Contributing Editor

Katherine’s a contributing syndications editor at Marie Claire who covers fashion, culture, and lifestyle. In her role, she writes stories that are syndicated by MSN and other outlets. She’s been a full-time freelancer for over a decade and has had roles with Cosmopolitan (where she covered lifestyle, culture, and fashion SEO content) and Bustle (where she was their movies and culture writer). She has bylines in New York TimesParentsInStyle, Refinery29, and elsewhere. Her work has also been syndicated by ELLEHarper’s BazaarSeventeenGood Housekeeping, and Women’s Health, among others. In addition to her stories reaching millions of readers, content she's written and edited has qualified for a Bell Ringer Award and received a Communicator Award. 
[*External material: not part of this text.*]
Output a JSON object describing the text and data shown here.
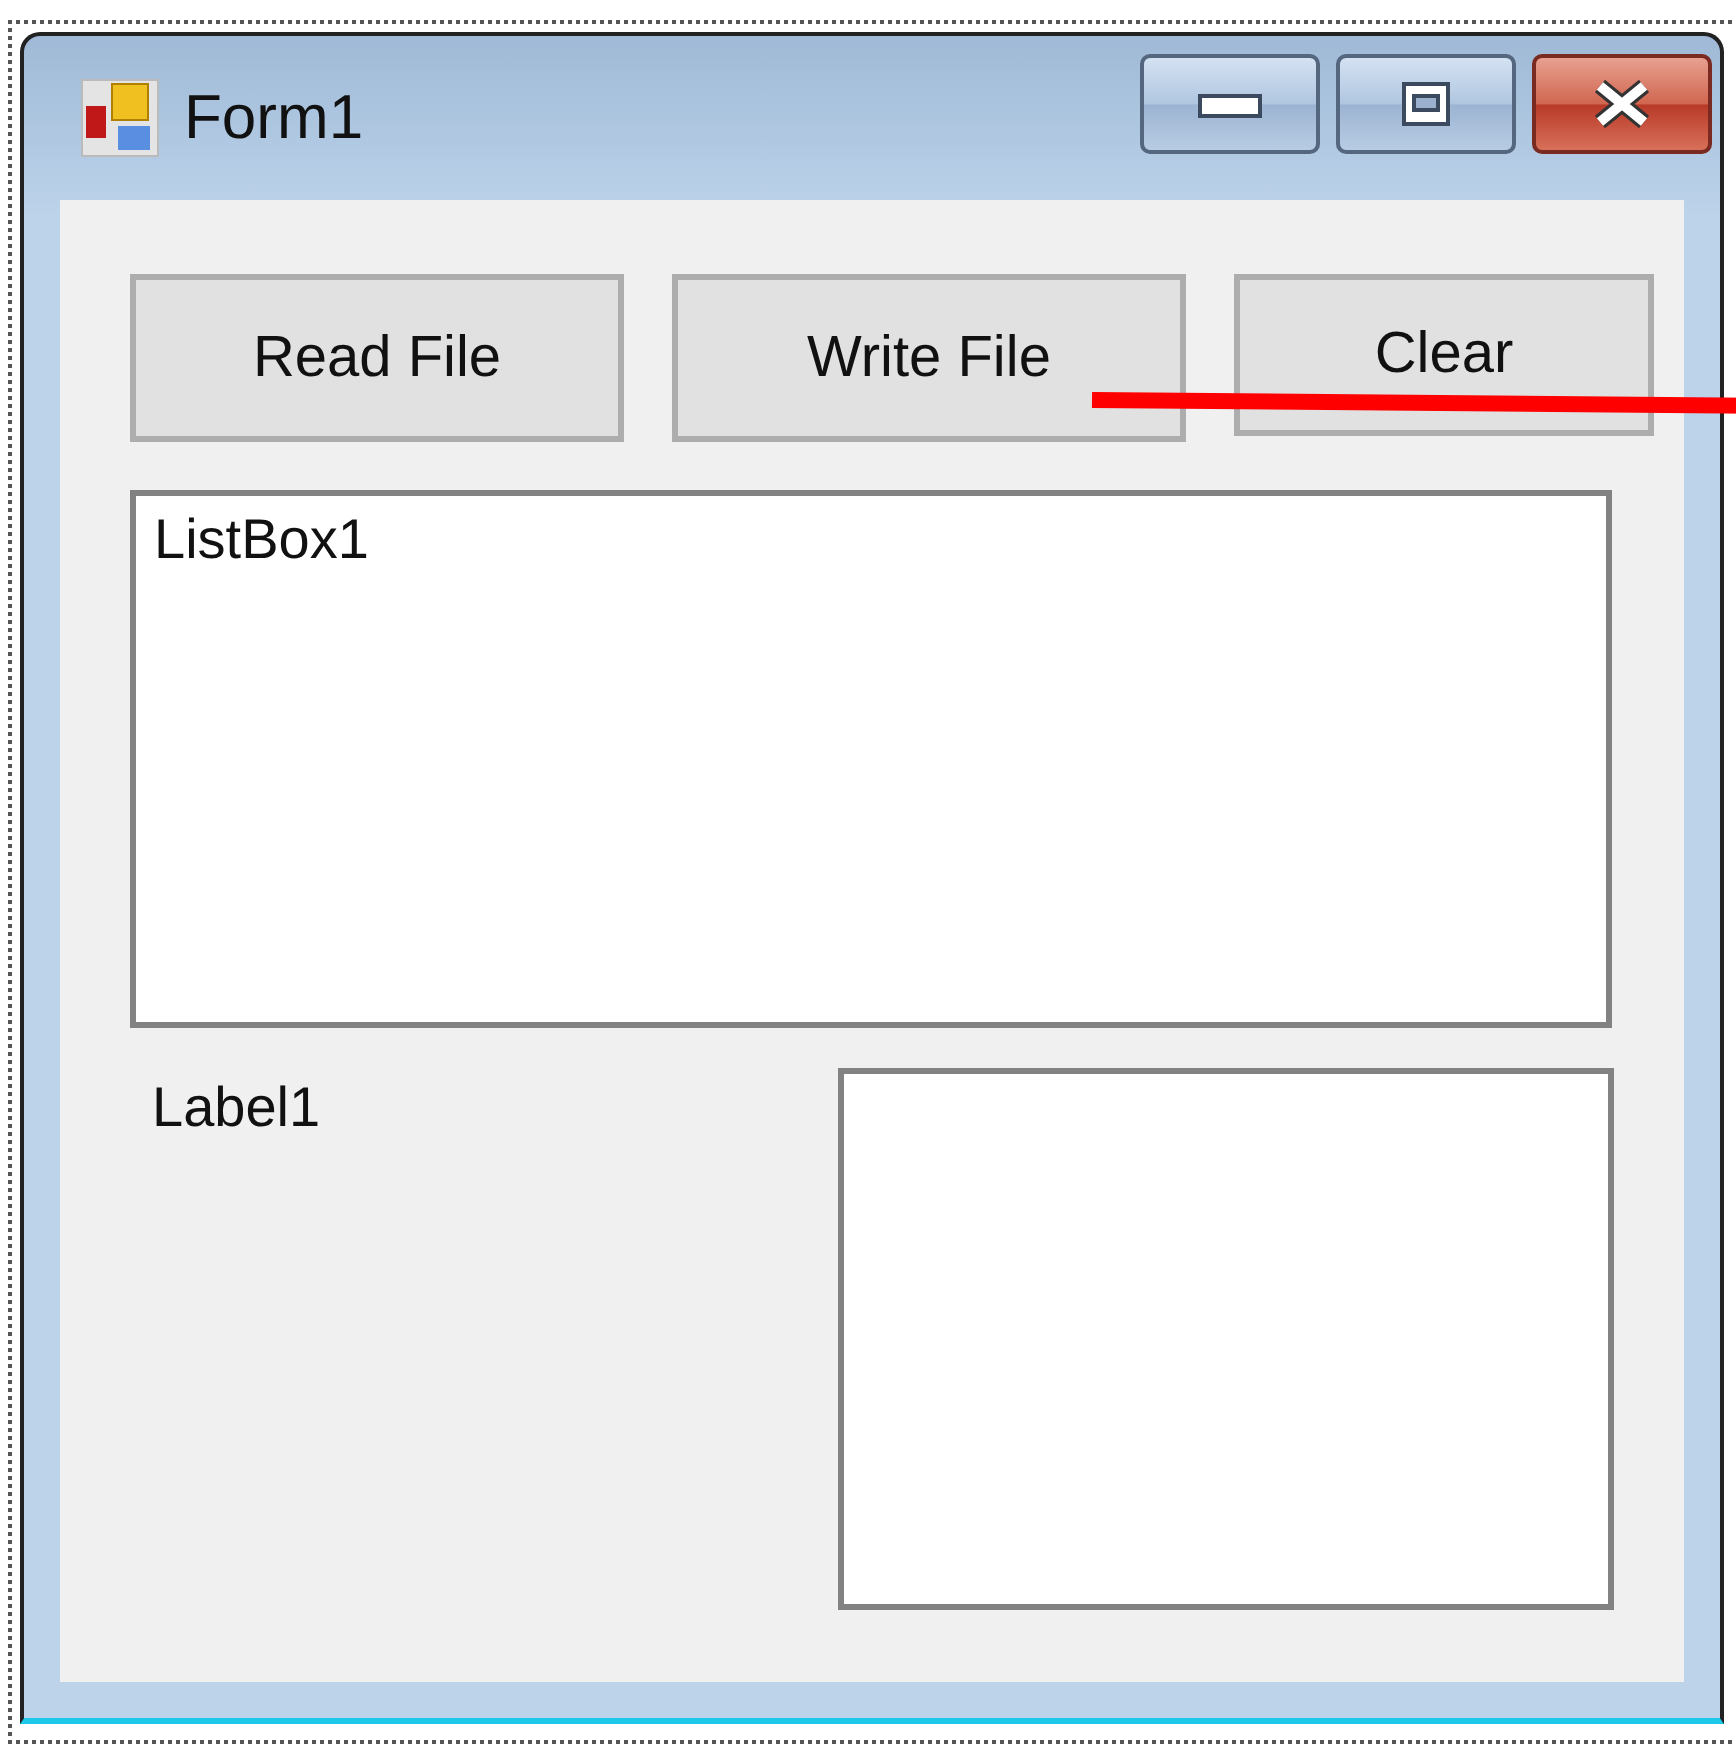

Katherine has a BA in English and art history from the University of Notre Dame and an MA in art business from the Sotheby's Institute of Art (with a focus on marketing/communications). She covers a wide breadth of topics: she's written about how to find the very best petite jeanshow sustainable travel has found its footing on Instagram, and what it's like to be a professional advice-giver in the modern world. Her personal essays have run the gamut from learning to dress as a queer woman to navigating food allergies as a mom. She also has deep knowledge of SEO/EATT, affiliate revenue, commerce, and social media; she regularly edits the work of other writers. She speaks at writing-related events and podcasts about freelancing and journalism, mentors students and other new writers, and consults on coursework. Currently, Katherine lives in Boston with her husband and two kids, and you can follow her on Instagram. If you're wondering about her last name, it’s “I go to dinner,” not “Her huge ego,” but she responds to both.